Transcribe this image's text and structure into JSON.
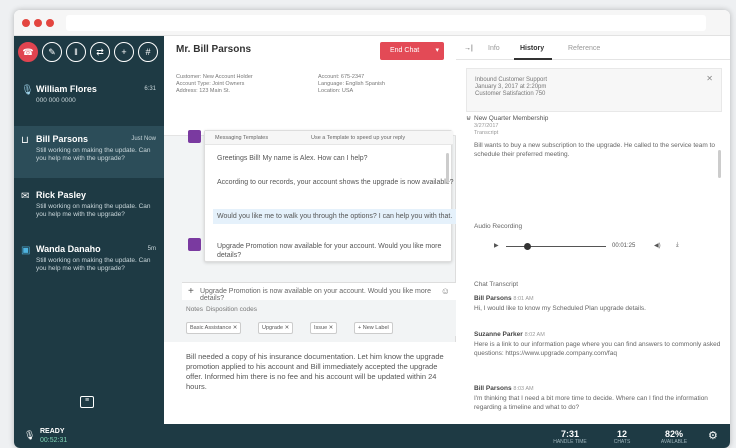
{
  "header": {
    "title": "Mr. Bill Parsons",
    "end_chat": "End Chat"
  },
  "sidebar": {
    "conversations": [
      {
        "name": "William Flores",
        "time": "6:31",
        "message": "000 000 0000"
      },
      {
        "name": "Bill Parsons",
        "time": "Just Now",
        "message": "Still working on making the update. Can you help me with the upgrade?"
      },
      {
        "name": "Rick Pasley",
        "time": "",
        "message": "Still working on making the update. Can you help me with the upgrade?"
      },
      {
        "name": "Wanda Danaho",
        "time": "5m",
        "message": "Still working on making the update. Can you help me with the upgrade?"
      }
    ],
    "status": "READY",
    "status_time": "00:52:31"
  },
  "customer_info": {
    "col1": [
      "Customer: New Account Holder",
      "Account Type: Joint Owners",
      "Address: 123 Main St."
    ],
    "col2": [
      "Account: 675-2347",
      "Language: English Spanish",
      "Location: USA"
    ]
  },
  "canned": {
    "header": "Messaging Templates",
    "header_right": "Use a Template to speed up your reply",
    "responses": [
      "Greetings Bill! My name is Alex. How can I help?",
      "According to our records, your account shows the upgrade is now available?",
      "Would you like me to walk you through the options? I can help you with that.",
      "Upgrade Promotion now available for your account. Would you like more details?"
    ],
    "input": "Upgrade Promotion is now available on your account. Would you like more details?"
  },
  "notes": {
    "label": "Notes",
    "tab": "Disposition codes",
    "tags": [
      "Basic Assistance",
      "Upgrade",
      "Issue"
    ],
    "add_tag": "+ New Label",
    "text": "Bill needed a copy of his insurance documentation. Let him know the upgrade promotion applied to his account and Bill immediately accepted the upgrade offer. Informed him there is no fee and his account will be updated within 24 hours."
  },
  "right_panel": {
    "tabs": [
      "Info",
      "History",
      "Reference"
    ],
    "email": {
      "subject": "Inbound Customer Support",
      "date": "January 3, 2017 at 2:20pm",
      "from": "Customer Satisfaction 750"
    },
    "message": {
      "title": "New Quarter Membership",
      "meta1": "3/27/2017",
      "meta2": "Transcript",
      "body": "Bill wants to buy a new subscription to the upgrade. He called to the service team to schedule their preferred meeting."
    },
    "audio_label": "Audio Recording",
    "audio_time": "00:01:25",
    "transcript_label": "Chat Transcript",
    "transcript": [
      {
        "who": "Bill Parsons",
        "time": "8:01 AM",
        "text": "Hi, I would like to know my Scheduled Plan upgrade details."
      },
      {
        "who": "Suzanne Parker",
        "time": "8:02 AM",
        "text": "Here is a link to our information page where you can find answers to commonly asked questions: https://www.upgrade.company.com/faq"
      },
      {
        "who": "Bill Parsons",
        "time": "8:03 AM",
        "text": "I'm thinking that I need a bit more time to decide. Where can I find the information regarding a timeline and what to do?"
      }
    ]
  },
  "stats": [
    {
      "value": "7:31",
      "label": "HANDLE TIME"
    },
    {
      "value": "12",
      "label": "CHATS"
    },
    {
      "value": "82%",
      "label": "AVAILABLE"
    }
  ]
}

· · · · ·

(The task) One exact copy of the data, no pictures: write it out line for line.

(Answer to the problem)
Transcribe this image's text and structure into JSON.
{
  "header": {
    "title": "Mr. Bill Parsons",
    "end_chat": "End Chat"
  },
  "sidebar": {
    "conversations": [
      {
        "name": "William Flores",
        "time": "6:31",
        "message": "000 000 0000"
      },
      {
        "name": "Bill Parsons",
        "time": "Just Now",
        "message": "Still working on making the update. Can you help me with the upgrade?"
      },
      {
        "name": "Rick Pasley",
        "time": "",
        "message": "Still working on making the update. Can you help me with the upgrade?"
      },
      {
        "name": "Wanda Danaho",
        "time": "5m",
        "message": "Still working on making the update. Can you help me with the upgrade?"
      }
    ],
    "status": "READY",
    "status_time": "00:52:31"
  },
  "customer_info": {
    "col1": [
      "Customer: New Account Holder",
      "Account Type: Joint Owners",
      "Address: 123 Main St."
    ],
    "col2": [
      "Account: 675-2347",
      "Language: English Spanish",
      "Location: USA"
    ]
  },
  "canned": {
    "header": "Messaging Templates",
    "header_right": "Use a Template to speed up your reply",
    "responses": [
      "Greetings Bill! My name is Alex. How can I help?",
      "According to our records, your account shows the upgrade is now available?",
      "Would you like me to walk you through the options? I can help you with that.",
      "Upgrade Promotion now available for your account. Would you like more details?"
    ],
    "input": "Upgrade Promotion is now available on your account. Would you like more details?"
  },
  "notes": {
    "label": "Notes",
    "tab": "Disposition codes",
    "tags": [
      "Basic Assistance",
      "Upgrade",
      "Issue"
    ],
    "add_tag": "+ New Label",
    "text": "Bill needed a copy of his insurance documentation. Let him know the upgrade promotion applied to his account and Bill immediately accepted the upgrade offer. Informed him there is no fee and his account will be updated within 24 hours."
  },
  "right_panel": {
    "tabs": [
      "Info",
      "History",
      "Reference"
    ],
    "email": {
      "subject": "Inbound Customer Support",
      "date": "January 3, 2017 at 2:20pm",
      "from": "Customer Satisfaction 750"
    },
    "message": {
      "title": "New Quarter Membership",
      "meta1": "3/27/2017",
      "meta2": "Transcript",
      "body": "Bill wants to buy a new subscription to the upgrade. He called to the service team to schedule their preferred meeting."
    },
    "audio_label": "Audio Recording",
    "audio_time": "00:01:25",
    "transcript_label": "Chat Transcript",
    "transcript": [
      {
        "who": "Bill Parsons",
        "time": "8:01 AM",
        "text": "Hi, I would like to know my Scheduled Plan upgrade details."
      },
      {
        "who": "Suzanne Parker",
        "time": "8:02 AM",
        "text": "Here is a link to our information page where you can find answers to commonly asked questions: https://www.upgrade.company.com/faq"
      },
      {
        "who": "Bill Parsons",
        "time": "8:03 AM",
        "text": "I'm thinking that I need a bit more time to decide. Where can I find the information regarding a timeline and what to do?"
      }
    ]
  },
  "stats": [
    {
      "value": "7:31",
      "label": "HANDLE TIME"
    },
    {
      "value": "12",
      "label": "CHATS"
    },
    {
      "value": "82%",
      "label": "AVAILABLE"
    }
  ]
}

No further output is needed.